Spacecraft start out clean – as close to germ-free as humans can make them. But after years of use, unused spaces within the walls can become home to unwanted life forms. When NASA joined the Russian space program in its evaluation of the microbial activity aboard the Mir spacecraft, they made some interesting discoveries.
NASA’s plan was to obtain information that would be useful during long-duration missions. Mir had suffered several power outages during its fifteen years in low earth orbit; temperature and humidity had gone well beyond normal levels. In 1998, NASA astronauts were collecting samples from air and surfaces. Imagine their surprise when they opened an obscure service panel in Mir’s Kvant-2 Module and discovered a free-floating mass of water.

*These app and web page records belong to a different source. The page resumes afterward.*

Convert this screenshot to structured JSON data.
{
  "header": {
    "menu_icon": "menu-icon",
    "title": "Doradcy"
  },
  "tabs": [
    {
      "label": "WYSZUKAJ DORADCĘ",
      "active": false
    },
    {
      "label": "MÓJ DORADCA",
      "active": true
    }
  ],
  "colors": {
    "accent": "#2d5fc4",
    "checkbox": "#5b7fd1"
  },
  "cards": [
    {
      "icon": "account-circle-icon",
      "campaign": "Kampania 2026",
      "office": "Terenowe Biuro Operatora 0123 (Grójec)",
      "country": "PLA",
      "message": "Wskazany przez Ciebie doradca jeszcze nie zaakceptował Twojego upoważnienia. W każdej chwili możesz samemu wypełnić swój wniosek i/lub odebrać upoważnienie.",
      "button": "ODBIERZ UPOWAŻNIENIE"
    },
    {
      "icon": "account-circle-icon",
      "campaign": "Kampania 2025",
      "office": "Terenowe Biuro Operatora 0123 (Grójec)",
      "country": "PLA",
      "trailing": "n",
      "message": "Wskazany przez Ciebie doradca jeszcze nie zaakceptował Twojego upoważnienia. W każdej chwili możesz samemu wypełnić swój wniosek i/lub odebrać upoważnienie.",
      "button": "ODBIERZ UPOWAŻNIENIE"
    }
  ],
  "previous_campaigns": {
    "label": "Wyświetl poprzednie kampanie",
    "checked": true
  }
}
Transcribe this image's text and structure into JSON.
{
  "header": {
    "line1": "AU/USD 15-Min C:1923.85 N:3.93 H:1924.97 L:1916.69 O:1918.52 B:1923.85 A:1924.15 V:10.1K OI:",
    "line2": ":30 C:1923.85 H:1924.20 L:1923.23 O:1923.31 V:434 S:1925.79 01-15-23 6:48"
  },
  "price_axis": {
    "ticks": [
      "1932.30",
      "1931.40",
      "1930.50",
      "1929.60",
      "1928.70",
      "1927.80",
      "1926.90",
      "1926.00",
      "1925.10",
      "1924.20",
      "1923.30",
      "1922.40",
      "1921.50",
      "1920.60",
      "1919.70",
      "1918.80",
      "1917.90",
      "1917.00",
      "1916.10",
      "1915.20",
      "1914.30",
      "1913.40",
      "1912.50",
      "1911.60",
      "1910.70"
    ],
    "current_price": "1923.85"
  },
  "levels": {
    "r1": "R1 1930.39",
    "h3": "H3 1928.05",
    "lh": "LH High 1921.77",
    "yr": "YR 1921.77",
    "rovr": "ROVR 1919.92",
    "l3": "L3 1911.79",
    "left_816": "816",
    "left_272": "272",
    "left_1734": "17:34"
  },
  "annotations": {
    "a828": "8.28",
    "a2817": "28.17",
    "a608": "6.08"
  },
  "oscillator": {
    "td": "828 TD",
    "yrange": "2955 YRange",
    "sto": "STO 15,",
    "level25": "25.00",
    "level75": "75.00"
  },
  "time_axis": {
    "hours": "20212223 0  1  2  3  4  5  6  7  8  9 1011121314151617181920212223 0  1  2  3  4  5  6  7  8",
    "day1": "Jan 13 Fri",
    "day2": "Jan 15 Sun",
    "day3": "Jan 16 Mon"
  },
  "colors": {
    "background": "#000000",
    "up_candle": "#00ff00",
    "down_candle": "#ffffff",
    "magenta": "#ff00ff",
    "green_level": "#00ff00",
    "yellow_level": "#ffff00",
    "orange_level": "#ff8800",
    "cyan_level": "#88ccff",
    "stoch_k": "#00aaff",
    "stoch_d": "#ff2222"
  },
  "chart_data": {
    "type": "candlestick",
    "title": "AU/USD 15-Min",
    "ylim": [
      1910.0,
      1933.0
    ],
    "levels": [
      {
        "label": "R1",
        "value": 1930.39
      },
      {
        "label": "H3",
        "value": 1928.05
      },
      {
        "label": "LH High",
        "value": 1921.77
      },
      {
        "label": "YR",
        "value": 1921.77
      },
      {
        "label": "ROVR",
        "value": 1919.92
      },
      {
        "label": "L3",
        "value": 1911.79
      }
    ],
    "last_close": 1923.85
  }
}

“According to the astronauts’ eyewitness reports, the globule was nearly the size of a basketball,” C. Mark Ott, health scientist at Johnson Space Center in Houston, Texas, said. Following a thorough search, several more globules were discovered. The water wasn’t clean, either; two of the blobs were brown and the other was milky white.
Samples taken back to Earth for analysis contained several dozen species of bacteria and fungi, plus some protozoa, dust mites (see photo), and possibly spirochetes. The temperature behind the panels was a toasty 82 degrees Fahrenheit – perfect for microorganisms. Colonies of unwanted organisms were also found growing on rubber gaskets around windows, on space suit components, cable insulations and tubing, on the insulation of copper wires, and on communications devices. In the near future, astronauts won’t need to send out the samples to a lab.
They will use the new LOCAD-PTS handheld microorganism detector, developed by NASA to give results in just ten minutes ( via space.com ). Microorganisms can pose a real hazard to the health of a spacecraft. According to Andrew Steele, senior staff scientist at the Carnegie Institution of Washington working with other investigators at Marshall Space Flight Center: “Microorganisms can degrade carbon steel and even stainless steel. In corners where two different materials meet, they can set up a galvanic [electrical] circuit and cause corrosion. They can produce acids that pit metal, etch glass, and make rubber brittle. They can also foul air and water filters.”